Veyret is the fourth Frenchman to win the Scottish Strokeplay title, following Francois Ilouz (1989), Romain Wattel (2011) and Paul Barjon (2012).
“It’s easily my biggest title in my career,” he said. “I’ve won the Italian Amateur before but this is much bigger.
“I’m not that great in windy conditions but I guess coming over here to play the British Amateur and the St Andrews Links Trophy so often I’ve got a bit of experience of that now.
“My biggest strength was my putting, I felt I had a chance of holing everything and the greens were so perfect.”
Victor will be at the Ryder Cup in his homeland next month and inside the ropes, as he’s been detailed as a scoreboard carrier for the week.
“I can’t wait to be there and to see the best players up so close,” he said. “It’s obviously a dream of mine to play in the Ryder Cup one day.”
The strengthening winds across the King’s Course worked to Veyret’s advantage but the highest world-ranked player in the field, Robin Dawson of Ireland, seemed to have the best chance to get closest.

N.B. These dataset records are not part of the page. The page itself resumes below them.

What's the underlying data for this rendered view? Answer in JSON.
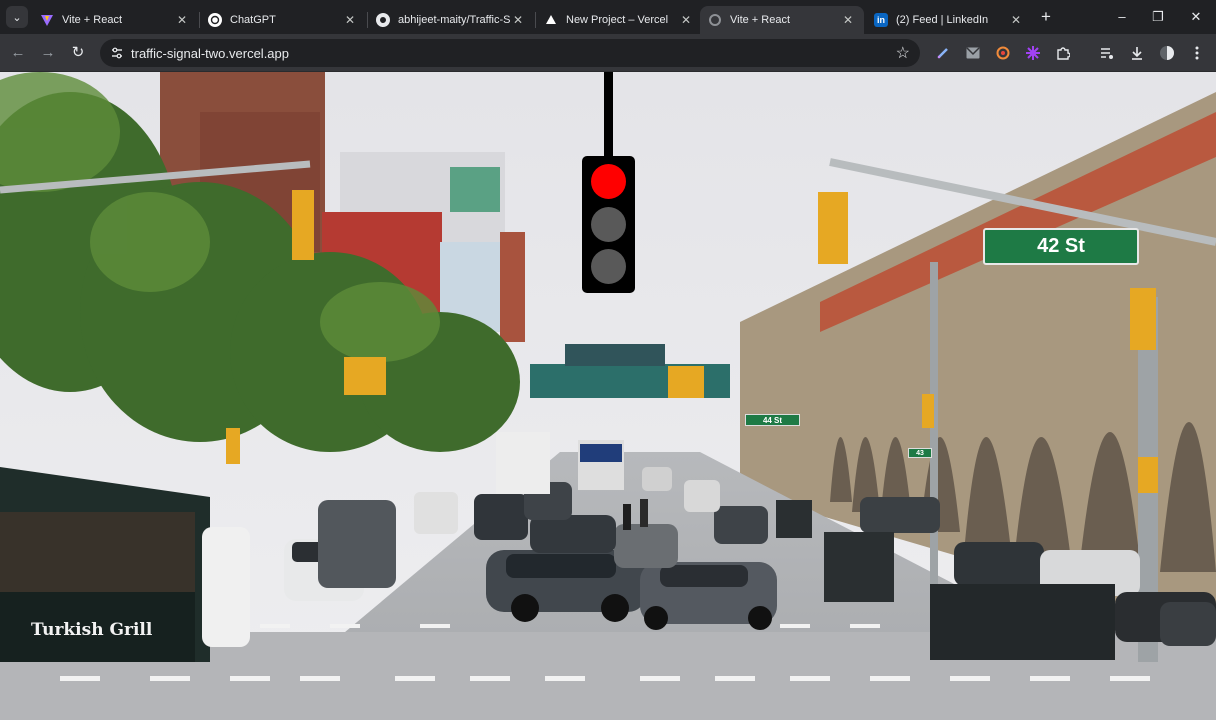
{
  "browser": {
    "tab_search_icon": "chevron-down-icon",
    "tabs": [
      {
        "title": "Vite + React",
        "favicon": "vite-icon",
        "active": false
      },
      {
        "title": "ChatGPT",
        "favicon": "chatgpt-icon",
        "active": false
      },
      {
        "title": "abhijeet-maity/Traffic-Si",
        "favicon": "github-icon",
        "active": false
      },
      {
        "title": "New Project – Vercel",
        "favicon": "vercel-icon",
        "active": false
      },
      {
        "title": "Vite + React",
        "favicon": "loading-icon",
        "active": true
      },
      {
        "title": "(2) Feed | LinkedIn",
        "favicon": "linkedin-icon",
        "active": false
      }
    ],
    "new_tab": "+",
    "window_controls": {
      "minimize": "–",
      "restore": "❐",
      "close": "✕"
    },
    "toolbar": {
      "back": "←",
      "forward": "→",
      "reload": "↻",
      "url": "traffic-signal-two.vercel.app",
      "site_info_icon": "tune-icon",
      "bookmark": "☆",
      "extensions": [
        "pen-icon",
        "gmail-icon",
        "extension-red-icon",
        "extension-purple-icon",
        "puzzle-icon",
        "media-icon",
        "download-icon",
        "profile-icon",
        "menu-icon"
      ]
    }
  },
  "page": {
    "traffic_light": {
      "active": "red",
      "colors": {
        "red": "#ff0000",
        "off": "#595959",
        "housing": "#000000"
      }
    },
    "street_sign_main": "42 St",
    "street_sign_small": "44 St",
    "street_sign_tiny": "43",
    "kiosk_label": "Turkish Grill"
  }
}
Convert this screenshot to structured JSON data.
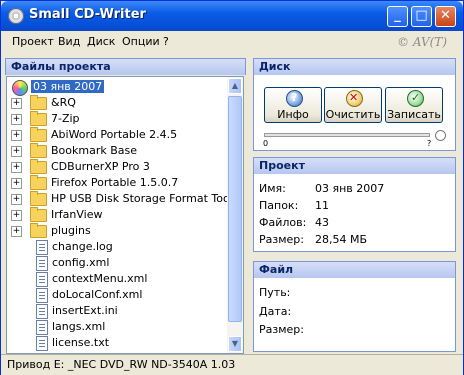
{
  "window": {
    "title": "Small CD-Writer",
    "credit": "© AV(T)"
  },
  "menu": [
    "Проект",
    "Вид",
    "Диск",
    "Опции",
    "?"
  ],
  "project_files": {
    "header": "Файлы проекта",
    "root_label": "03 янв 2007",
    "folders": [
      "&RQ",
      "7-Zip",
      "AbiWord Portable 2.4.5",
      "Bookmark Base",
      "CDBurnerXP Pro 3",
      "Firefox Portable 1.5.0.7",
      "HP USB Disk Storage Format Tool",
      "IrfanView",
      "plugins"
    ],
    "files": [
      "change.log",
      "config.xml",
      "contextMenu.xml",
      "doLocalConf.xml",
      "insertExt.ini",
      "langs.xml",
      "license.txt"
    ]
  },
  "disk": {
    "header": "Диск",
    "buttons": {
      "info": "Инфо",
      "clear": "Очистить",
      "write": "Записать"
    },
    "slider_min": "0",
    "slider_max": "?"
  },
  "project": {
    "header": "Проект",
    "name_label": "Имя:",
    "name_value": "03 янв 2007",
    "folders_label": "Папок:",
    "folders_value": "11",
    "files_label": "Файлов:",
    "files_value": "43",
    "size_label": "Размер:",
    "size_value": "28,54 МБ"
  },
  "file_panel": {
    "header": "Файл",
    "path_label": "Путь:",
    "date_label": "Дата:",
    "size_label": "Размер:"
  },
  "statusbar": {
    "text": "Привод  E:  _NEC DVD_RW ND-3540A 1.03"
  }
}
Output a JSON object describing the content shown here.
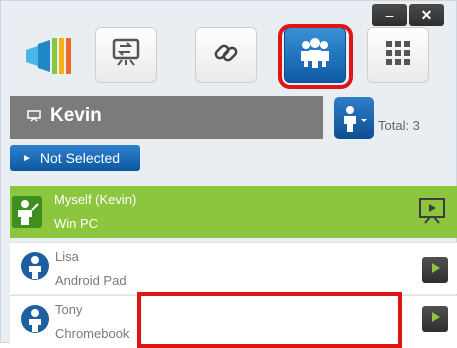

One of two members of the Irish World Amateur Team Championship trio brought over by their Scottish coach Neil Manchip ahead of next week’s competition for the Eisenhower Trophy at Carton House near Dublin, the player ranked eighth in the world shot a new course record for the King’s of 63 in the morning third round.
“We made a deal in the morning that Neil would caddie for me on the morning round and for my team-mate Conor Purcell in the afternoon, and he certainly helped me in the third round,” said Dawson.
Back in 29 to complete his record – there’s a new tee at the 18th on the King’s on play for the first time this week – he started the final round four back of Veyret and birdied the second, but that was as close as he got.
“Conor had Neil on the bag in the afternoon and I definitely missed him,” added the Tramore player. “But the course was three or four shots harder this afternoon with the winds so strong.”
Purcell utilised Manchip – Irish national coach since 2005 and originally from Edinburgh – equally well and eagled the last for a 68 to claim second place on his own, one shot ahead of Scotland’s Euan Walker, who finished with two 70s to leave him in third.
“I had been strong tee to green the first couple of days but that wasn’t the case today, but it was a good overall performance over the week,” said the 23-year-old, who plays for Scotland in the Eisenhower Trophy next week.
“Victor was playing too well and got just too far ahead for me to really challenge him.”